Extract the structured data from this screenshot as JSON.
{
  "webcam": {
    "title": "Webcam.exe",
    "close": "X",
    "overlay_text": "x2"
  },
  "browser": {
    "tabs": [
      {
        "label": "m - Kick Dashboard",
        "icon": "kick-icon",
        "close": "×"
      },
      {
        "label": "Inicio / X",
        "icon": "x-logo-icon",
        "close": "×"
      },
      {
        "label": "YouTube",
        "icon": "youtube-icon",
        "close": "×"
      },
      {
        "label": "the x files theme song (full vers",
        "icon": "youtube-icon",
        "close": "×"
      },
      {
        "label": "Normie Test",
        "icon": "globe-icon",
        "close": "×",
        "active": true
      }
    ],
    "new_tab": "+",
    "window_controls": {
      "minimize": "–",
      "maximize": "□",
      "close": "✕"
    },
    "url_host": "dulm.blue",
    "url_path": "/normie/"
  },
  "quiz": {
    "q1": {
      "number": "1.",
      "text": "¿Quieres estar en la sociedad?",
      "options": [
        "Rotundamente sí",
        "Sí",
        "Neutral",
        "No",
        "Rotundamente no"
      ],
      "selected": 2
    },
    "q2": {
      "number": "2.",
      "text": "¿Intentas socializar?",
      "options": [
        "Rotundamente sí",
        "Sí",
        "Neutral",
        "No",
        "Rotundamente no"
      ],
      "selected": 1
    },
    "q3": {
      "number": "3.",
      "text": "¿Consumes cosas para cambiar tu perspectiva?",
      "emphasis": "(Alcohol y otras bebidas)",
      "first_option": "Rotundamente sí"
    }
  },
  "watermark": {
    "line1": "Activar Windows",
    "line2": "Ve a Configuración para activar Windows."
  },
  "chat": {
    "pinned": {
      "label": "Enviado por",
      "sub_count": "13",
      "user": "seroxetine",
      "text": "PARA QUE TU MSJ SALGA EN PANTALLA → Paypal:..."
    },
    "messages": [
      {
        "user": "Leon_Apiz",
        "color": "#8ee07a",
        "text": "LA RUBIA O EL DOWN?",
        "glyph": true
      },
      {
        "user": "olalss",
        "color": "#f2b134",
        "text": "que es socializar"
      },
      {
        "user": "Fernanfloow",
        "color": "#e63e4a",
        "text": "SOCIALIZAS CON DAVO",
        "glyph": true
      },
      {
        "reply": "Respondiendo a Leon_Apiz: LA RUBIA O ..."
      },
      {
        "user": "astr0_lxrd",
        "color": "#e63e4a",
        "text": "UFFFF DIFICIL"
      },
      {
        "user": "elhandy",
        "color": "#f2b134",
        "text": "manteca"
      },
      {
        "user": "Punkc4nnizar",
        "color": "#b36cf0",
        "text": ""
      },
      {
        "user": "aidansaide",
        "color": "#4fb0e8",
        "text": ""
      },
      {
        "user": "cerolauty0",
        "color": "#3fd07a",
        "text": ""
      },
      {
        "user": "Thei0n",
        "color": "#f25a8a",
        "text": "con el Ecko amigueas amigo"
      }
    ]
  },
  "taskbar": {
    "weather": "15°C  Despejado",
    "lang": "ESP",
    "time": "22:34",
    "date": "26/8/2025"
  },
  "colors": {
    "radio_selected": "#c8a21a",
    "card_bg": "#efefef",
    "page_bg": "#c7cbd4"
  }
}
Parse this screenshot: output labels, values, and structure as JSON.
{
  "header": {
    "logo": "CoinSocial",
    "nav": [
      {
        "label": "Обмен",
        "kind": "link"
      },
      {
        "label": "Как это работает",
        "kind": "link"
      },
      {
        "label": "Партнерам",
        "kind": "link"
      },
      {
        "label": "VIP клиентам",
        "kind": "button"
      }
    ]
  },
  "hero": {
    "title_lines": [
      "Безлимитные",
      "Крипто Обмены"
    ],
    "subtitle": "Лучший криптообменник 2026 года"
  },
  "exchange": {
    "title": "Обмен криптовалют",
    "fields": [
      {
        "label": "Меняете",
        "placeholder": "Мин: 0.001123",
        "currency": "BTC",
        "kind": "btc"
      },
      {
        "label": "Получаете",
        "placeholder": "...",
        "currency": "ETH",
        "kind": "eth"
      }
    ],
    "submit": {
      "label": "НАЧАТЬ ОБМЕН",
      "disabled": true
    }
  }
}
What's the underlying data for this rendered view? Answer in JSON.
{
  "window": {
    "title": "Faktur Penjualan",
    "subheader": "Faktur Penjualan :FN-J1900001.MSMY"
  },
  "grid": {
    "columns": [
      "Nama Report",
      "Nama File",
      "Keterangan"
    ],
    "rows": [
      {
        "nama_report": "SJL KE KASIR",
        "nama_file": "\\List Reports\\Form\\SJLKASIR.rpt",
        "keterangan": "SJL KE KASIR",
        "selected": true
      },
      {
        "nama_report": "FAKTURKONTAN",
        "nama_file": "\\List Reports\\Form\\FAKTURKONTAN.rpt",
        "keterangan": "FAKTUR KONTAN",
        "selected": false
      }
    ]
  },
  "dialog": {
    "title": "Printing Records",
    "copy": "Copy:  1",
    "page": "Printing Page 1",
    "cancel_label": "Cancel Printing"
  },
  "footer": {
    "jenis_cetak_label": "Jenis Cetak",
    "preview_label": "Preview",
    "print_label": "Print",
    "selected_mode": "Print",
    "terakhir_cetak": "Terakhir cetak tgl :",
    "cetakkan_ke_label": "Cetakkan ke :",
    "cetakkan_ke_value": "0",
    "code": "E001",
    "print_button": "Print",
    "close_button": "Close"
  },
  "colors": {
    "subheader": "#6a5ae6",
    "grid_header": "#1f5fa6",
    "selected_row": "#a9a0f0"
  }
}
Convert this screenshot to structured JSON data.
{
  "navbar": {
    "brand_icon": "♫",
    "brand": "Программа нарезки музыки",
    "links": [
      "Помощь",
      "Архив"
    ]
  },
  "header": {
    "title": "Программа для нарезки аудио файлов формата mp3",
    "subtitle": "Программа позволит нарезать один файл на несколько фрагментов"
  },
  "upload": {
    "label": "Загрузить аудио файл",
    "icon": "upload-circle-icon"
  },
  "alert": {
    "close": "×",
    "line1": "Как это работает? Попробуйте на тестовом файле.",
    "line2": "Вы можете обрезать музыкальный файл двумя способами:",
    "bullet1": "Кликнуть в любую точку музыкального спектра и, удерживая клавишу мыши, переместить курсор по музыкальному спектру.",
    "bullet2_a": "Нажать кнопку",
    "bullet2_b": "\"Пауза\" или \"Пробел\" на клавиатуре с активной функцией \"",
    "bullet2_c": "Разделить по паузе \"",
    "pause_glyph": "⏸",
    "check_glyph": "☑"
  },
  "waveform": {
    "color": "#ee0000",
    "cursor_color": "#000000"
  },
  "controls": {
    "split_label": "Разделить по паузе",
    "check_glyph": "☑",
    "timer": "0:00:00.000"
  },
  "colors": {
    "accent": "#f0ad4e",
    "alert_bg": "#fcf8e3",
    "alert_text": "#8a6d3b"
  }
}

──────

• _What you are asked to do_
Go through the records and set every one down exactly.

• _Response_
Extract the structured data from this screenshot as JSON.
{
  "webcam": {
    "title": "Webcam.exe",
    "close": "X",
    "overlay_text": "x2"
  },
  "browser": {
    "tabs": [
      {
        "label": "m - Kick Dashboard",
        "icon": "kick-icon",
        "close": "×"
      },
      {
        "label": "Inicio / X",
        "icon": "x-logo-icon",
        "close": "×"
      },
      {
        "label": "YouTube",
        "icon": "youtube-icon",
        "close": "×"
      },
      {
        "label": "the x files theme song (full vers",
        "icon": "youtube-icon",
        "close": "×"
      },
      {
        "label": "Normie Test",
        "icon": "globe-icon",
        "close": "×",
        "active": true
      }
    ],
    "new_tab": "+",
    "window_controls": {
      "minimize": "–",
      "maximize": "□",
      "close": "✕"
    },
    "url_host": "dulm.blue",
    "url_path": "/normie/"
  },
  "quiz": {
    "q1": {
      "number": "1.",
      "text": "¿Quieres estar en la sociedad?",
      "options": [
        "Rotundamente sí",
        "Sí",
        "Neutral",
        "No",
        "Rotundamente no"
      ],
      "selected": 2
    },
    "q2": {
      "number": "2.",
      "text": "¿Intentas socializar?",
      "options": [
        "Rotundamente sí",
        "Sí",
        "Neutral",
        "No",
        "Rotundamente no"
      ],
      "selected": 1
    },
    "q3": {
      "number": "3.",
      "text": "¿Consumes cosas para cambiar tu perspectiva?",
      "emphasis": "(Alcohol y otras bebidas)",
      "first_option": "Rotundamente sí"
    }
  },
  "watermark": {
    "line1": "Activar Windows",
    "line2": "Ve a Configuración para activar Windows."
  },
  "chat": {
    "pinned": {
      "label": "Enviado por",
      "sub_count": "13",
      "user": "seroxetine",
      "text": "PARA QUE TU MSJ SALGA EN PANTALLA → Paypal:..."
    },
    "messages": [
      {
        "user": "Leon_Apiz",
        "color": "#8ee07a",
        "text": "LA RUBIA O EL DOWN?",
        "glyph": true
      },
      {
        "user": "olalss",
        "color": "#f2b134",
        "text": "que es socializar"
      },
      {
        "user": "Fernanfloow",
        "color": "#e63e4a",
        "text": "SOCIALIZAS CON DAVO",
        "glyph": true
      },
      {
        "reply": "Respondiendo a Leon_Apiz: LA RUBIA O ..."
      },
      {
        "user": "astr0_lxrd",
        "color": "#e63e4a",
        "text": "UFFFF DIFICIL"
      },
      {
        "user": "elhandy",
        "color": "#f2b134",
        "text": "manteca"
      },
      {
        "user": "Punkc4nnizar",
        "color": "#b36cf0",
        "text": ""
      },
      {
        "user": "aidansaide",
        "color": "#4fb0e8",
        "text": ""
      },
      {
        "user": "cerolauty0",
        "color": "#3fd07a",
        "text": ""
      },
      {
        "user": "Thei0n",
        "color": "#f25a8a",
        "text": "con el Ecko amigueas amigo"
      }
    ]
  },
  "taskbar": {
    "weather": "15°C  Despejado",
    "lang": "ESP",
    "time": "22:34",
    "date": "26/8/2025"
  },
  "colors": {
    "radio_selected": "#c8a21a",
    "card_bg": "#efefef",
    "page_bg": "#c7cbd4"
  }
}
Parse this screenshot: output labels, values, and structure as JSON.
{
  "header": {
    "logo": "CoinSocial",
    "nav": [
      {
        "label": "Обмен",
        "kind": "link"
      },
      {
        "label": "Как это работает",
        "kind": "link"
      },
      {
        "label": "Партнерам",
        "kind": "link"
      },
      {
        "label": "VIP клиентам",
        "kind": "button"
      }
    ]
  },
  "hero": {
    "title_lines": [
      "Безлимитные",
      "Крипто Обмены"
    ],
    "subtitle": "Лучший криптообменник 2026 года"
  },
  "exchange": {
    "title": "Обмен криптовалют",
    "fields": [
      {
        "label": "Меняете",
        "placeholder": "Мин: 0.001123",
        "currency": "BTC",
        "kind": "btc"
      },
      {
        "label": "Получаете",
        "placeholder": "...",
        "currency": "ETH",
        "kind": "eth"
      }
    ],
    "submit": {
      "label": "НАЧАТЬ ОБМЕН",
      "disabled": true
    }
  }
}
What's the underlying data for this rendered view? Answer in JSON.
{
  "window": {
    "title": "Faktur Penjualan",
    "subheader": "Faktur Penjualan :FN-J1900001.MSMY"
  },
  "grid": {
    "columns": [
      "Nama Report",
      "Nama File",
      "Keterangan"
    ],
    "rows": [
      {
        "nama_report": "SJL KE KASIR",
        "nama_file": "\\List Reports\\Form\\SJLKASIR.rpt",
        "keterangan": "SJL KE KASIR",
        "selected": true
      },
      {
        "nama_report": "FAKTURKONTAN",
        "nama_file": "\\List Reports\\Form\\FAKTURKONTAN.rpt",
        "keterangan": "FAKTUR KONTAN",
        "selected": false
      }
    ]
  },
  "dialog": {
    "title": "Printing Records",
    "copy": "Copy:  1",
    "page": "Printing Page 1",
    "cancel_label": "Cancel Printing"
  },
  "footer": {
    "jenis_cetak_label": "Jenis Cetak",
    "preview_label": "Preview",
    "print_label": "Print",
    "selected_mode": "Print",
    "terakhir_cetak": "Terakhir cetak tgl :",
    "cetakkan_ke_label": "Cetakkan ke :",
    "cetakkan_ke_value": "0",
    "code": "E001",
    "print_button": "Print",
    "close_button": "Close"
  },
  "colors": {
    "subheader": "#6a5ae6",
    "grid_header": "#1f5fa6",
    "selected_row": "#a9a0f0"
  }
}
Convert this screenshot to structured JSON data.
{
  "navbar": {
    "brand_icon": "♫",
    "brand": "Программа нарезки музыки",
    "links": [
      "Помощь",
      "Архив"
    ]
  },
  "header": {
    "title": "Программа для нарезки аудио файлов формата mp3",
    "subtitle": "Программа позволит нарезать один файл на несколько фрагментов"
  },
  "upload": {
    "label": "Загрузить аудио файл",
    "icon": "upload-circle-icon"
  },
  "alert": {
    "close": "×",
    "line1": "Как это работает? Попробуйте на тестовом файле.",
    "line2": "Вы можете обрезать музыкальный файл двумя способами:",
    "bullet1": "Кликнуть в любую точку музыкального спектра и, удерживая клавишу мыши, переместить курсор по музыкальному спектру.",
    "bullet2_a": "Нажать кнопку",
    "bullet2_b": "\"Пауза\" или \"Пробел\" на клавиатуре с активной функцией \"",
    "bullet2_c": "Разделить по паузе \"",
    "pause_glyph": "⏸",
    "check_glyph": "☑"
  },
  "waveform": {
    "color": "#ee0000",
    "cursor_color": "#000000"
  },
  "controls": {
    "split_label": "Разделить по паузе",
    "check_glyph": "☑",
    "timer": "0:00:00.000"
  },
  "colors": {
    "accent": "#f0ad4e",
    "alert_bg": "#fcf8e3",
    "alert_text": "#8a6d3b"
  }
}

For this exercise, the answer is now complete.